Kunde makes this scene work through clear delivery, fine diction, and understatement. In response to Faust’s frustration, the empty promise of Mephistopheles to bring Helen of Troy out of the past, contributes a further level of deception, which Hampson embodies well in this performance. Truly in this performance, the sense of despair as a mortal sin comes across profoundly, and this connected with the apt phrasing and pacing by Hampson. Even if this were a concert performance, that sense of emptiness would be aurally present. Yet in this staging, the descent of Faust adds a dimension to the tragedy which may not have been intended in the moralizing puppet-play tradition Busoni developed well.
That conclusion, though, is problematic, since Busoni did not complete his Doktor Faust, but stopped work near its ending. Busoni’s student Philipp Jarnach brought the score to completion for its premiere in 1925, a year after Busoni’s death. However, the British conductor Antony Beaumont found sketches for additional music, and Beaumont brought them into his 1985 completion of the Busoni’s opera. The present performance is based on Jarnach’s score, which is, perhaps, the more familiar of the two. By integrating movement into the staging, Grüber created a memorable production of a work which Hampson himself suggests in the interview (found on the second disc) as unsingable. The staging plays well with the depth of the stage, to give a sense of space into which the audience can enter. This space is the setting for some fine visual effects, particularly the use of pure colors to underscore the scenes. The special effects are minimal, leaving the enchantments implicit in the text to occur in the imaginations of the audience and the viewers of the film. Instead, the powerful images that remain in memory are those of Hampson as he puts a human face and moving voice to Faust. Likewise, the orchestra is notable for its clean, precise playing under the precise direction of Philippe Jordan. The orchestral interludes, like the ones Berg used in the operas he composed around the same time, merit attention on their own, and Jordan makes them work well within the larger structures of the scenes with which they are associated. The sound on the recording is also clear and allows the orchestra to emerge distinctly on this DVD.
This is a version of the Faust story which merits attention, and its recent release on DVD makes the opera accessible to a wider audience than the one for this production or even the television broadcast.

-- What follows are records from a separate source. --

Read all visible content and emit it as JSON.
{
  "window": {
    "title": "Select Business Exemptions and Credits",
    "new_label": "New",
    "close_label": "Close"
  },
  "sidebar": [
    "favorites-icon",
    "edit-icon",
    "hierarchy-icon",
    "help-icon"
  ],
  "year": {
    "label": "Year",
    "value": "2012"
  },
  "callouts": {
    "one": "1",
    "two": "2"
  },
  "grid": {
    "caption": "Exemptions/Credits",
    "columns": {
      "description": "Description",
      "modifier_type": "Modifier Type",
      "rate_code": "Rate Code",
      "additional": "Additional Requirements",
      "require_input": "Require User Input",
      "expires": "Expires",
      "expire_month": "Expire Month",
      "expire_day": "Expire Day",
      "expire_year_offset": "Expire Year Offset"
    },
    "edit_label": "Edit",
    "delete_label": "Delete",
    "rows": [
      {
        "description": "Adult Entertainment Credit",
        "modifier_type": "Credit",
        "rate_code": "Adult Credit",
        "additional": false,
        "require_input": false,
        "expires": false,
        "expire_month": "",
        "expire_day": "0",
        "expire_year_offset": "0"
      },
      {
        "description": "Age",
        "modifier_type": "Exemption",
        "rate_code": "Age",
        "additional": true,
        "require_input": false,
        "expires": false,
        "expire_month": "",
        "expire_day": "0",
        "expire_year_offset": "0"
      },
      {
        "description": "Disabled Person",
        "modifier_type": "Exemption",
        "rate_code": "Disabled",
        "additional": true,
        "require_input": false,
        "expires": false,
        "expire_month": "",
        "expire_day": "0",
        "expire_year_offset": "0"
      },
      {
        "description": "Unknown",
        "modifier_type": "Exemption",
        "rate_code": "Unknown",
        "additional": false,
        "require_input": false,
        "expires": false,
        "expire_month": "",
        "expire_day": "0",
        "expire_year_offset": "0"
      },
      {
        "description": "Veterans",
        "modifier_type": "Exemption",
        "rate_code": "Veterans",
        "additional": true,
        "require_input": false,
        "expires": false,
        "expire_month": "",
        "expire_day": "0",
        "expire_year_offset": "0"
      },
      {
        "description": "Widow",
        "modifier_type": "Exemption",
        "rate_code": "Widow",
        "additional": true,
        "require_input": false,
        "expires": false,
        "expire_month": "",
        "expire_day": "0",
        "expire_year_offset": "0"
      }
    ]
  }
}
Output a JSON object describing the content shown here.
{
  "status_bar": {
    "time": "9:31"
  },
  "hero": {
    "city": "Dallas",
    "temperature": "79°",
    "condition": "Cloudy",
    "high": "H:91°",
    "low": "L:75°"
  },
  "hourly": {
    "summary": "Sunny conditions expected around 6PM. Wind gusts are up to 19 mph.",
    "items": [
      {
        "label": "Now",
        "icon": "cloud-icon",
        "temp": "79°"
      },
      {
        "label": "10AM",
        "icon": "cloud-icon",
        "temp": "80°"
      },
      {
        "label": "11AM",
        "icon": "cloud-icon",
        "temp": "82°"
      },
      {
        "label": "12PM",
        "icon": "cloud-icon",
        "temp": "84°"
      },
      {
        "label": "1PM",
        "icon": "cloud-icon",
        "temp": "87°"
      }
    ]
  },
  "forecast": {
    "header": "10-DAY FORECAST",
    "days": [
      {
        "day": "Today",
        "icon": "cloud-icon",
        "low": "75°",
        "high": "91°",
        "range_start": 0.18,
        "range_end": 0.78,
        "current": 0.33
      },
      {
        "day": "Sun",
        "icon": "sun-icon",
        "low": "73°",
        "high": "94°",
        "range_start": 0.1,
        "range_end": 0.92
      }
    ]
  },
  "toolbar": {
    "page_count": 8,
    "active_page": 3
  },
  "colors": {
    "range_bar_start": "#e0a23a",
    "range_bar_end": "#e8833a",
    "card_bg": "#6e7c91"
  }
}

Busoni’s Doktor Faust is a solid work which succeeds through the masterful performance found in this recording.
The DVD includes a booklet, which has the scenes keyed to a synopsis of action, rather than a complete libretto. Yet the text may be apprehended in German, French, English or Spanish, and those subtitles may be turned off readily. The interviews found on the second CD offer insights into the work from viewpoints of Thomas Hampson and Philippe Jordan, and the inclusion of the material is a wise choice by Arthaus in this fine DVD of Busoni’s Doktor Faust.
James L. Zychowicz